* Dataset rows describing interfaces *
--------

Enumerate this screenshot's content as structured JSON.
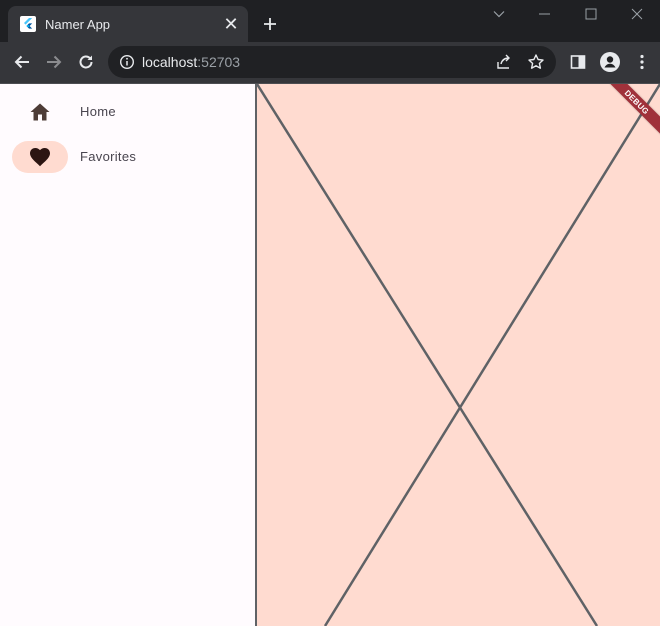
{
  "browser": {
    "tab": {
      "title": "Namer App",
      "favicon": "flutter-icon",
      "close_label": "✕"
    },
    "new_tab_icon": "plus-icon",
    "window_controls": [
      "chevron-down-icon",
      "minimize-icon",
      "maximize-icon",
      "close-icon"
    ],
    "address": {
      "host": "localhost",
      "port": ":52703"
    },
    "colors": {
      "tabstrip": "#1f2023",
      "toolbar": "#35363a",
      "omnibox": "#202124"
    }
  },
  "app": {
    "debug_label": "DEBUG",
    "nav": [
      {
        "label": "Home",
        "icon": "home-icon",
        "selected": false
      },
      {
        "label": "Favorites",
        "icon": "heart-icon",
        "selected": true
      }
    ],
    "colors": {
      "rail_background": "#fffbfe",
      "indicator": "#ffdbd0",
      "content_background": "#ffdbd0",
      "placeholder_lines": "#5f6266"
    }
  }
}
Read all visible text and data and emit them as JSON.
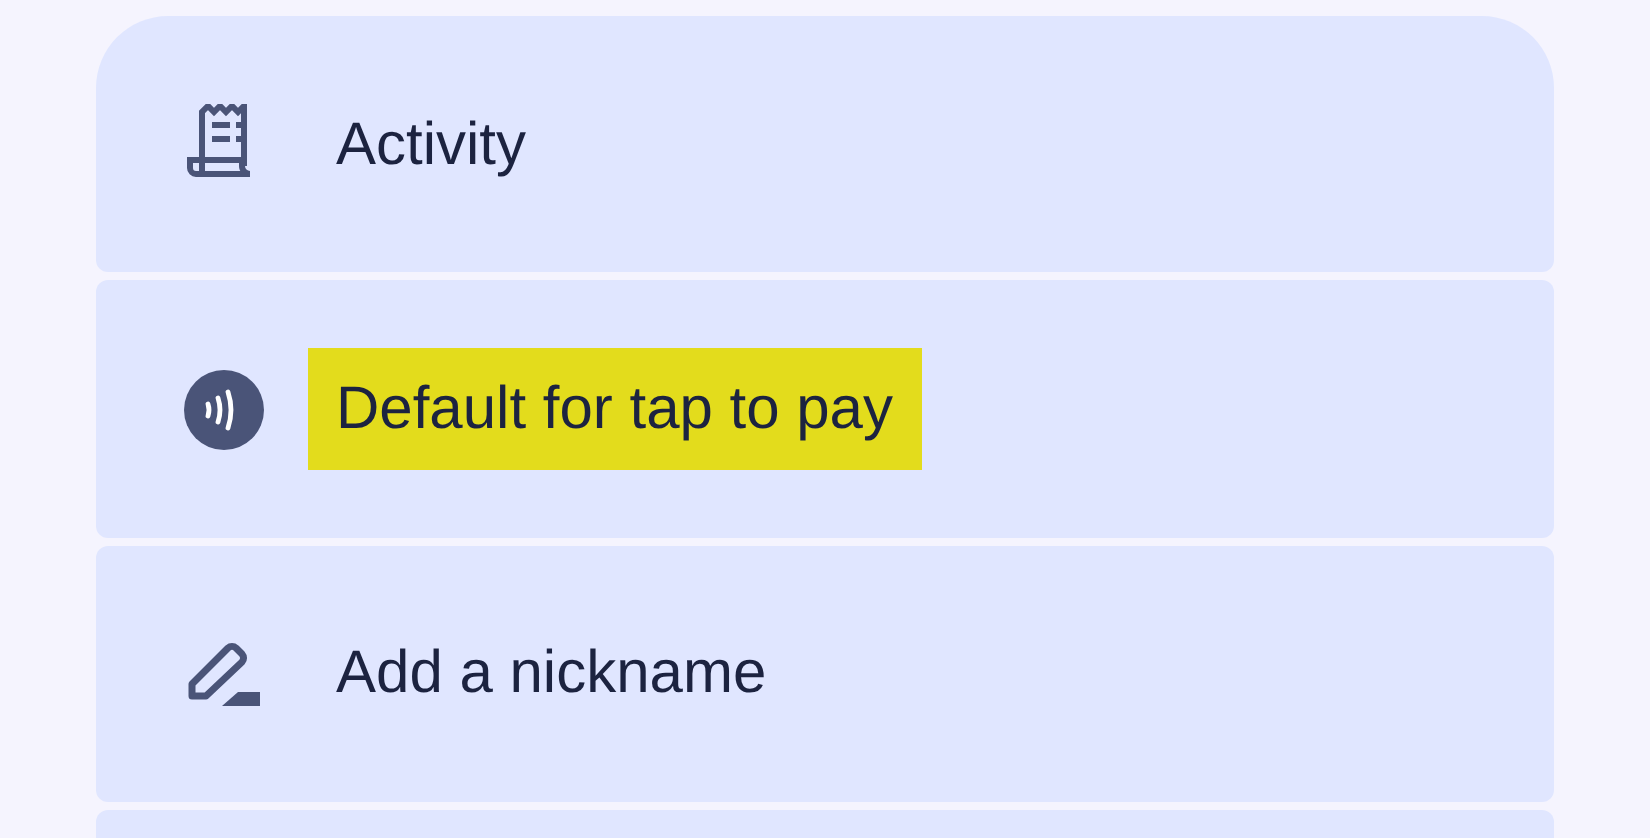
{
  "items": [
    {
      "kind": "row",
      "label": "Activity",
      "highlighted": false
    },
    {
      "kind": "row",
      "label": "Default for tap to pay",
      "highlighted": true
    },
    {
      "kind": "row",
      "label": "Add a nickname",
      "highlighted": false
    },
    {
      "kind": "blank"
    }
  ]
}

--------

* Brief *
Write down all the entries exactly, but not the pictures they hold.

* Solution for this problem *
Enumerate this screenshot's content as structured JSON.
{
  "browser": {
    "tab": {
      "title": "Namer App",
      "favicon": "flutter-icon",
      "close_label": "✕"
    },
    "new_tab_icon": "plus-icon",
    "window_controls": [
      "chevron-down-icon",
      "minimize-icon",
      "maximize-icon",
      "close-icon"
    ],
    "address": {
      "host": "localhost",
      "port": ":52703"
    },
    "colors": {
      "tabstrip": "#1f2023",
      "toolbar": "#35363a",
      "omnibox": "#202124"
    }
  },
  "app": {
    "debug_label": "DEBUG",
    "nav": [
      {
        "label": "Home",
        "icon": "home-icon",
        "selected": false
      },
      {
        "label": "Favorites",
        "icon": "heart-icon",
        "selected": true
      }
    ],
    "colors": {
      "rail_background": "#fffbfe",
      "indicator": "#ffdbd0",
      "content_background": "#ffdbd0",
      "placeholder_lines": "#5f6266"
    }
  }
}
Read all visible text and data and emit them as JSON.
{
  "items": [
    {
      "kind": "row",
      "label": "Activity",
      "highlighted": false
    },
    {
      "kind": "row",
      "label": "Default for tap to pay",
      "highlighted": true
    },
    {
      "kind": "row",
      "label": "Add a nickname",
      "highlighted": false
    },
    {
      "kind": "blank"
    }
  ]
}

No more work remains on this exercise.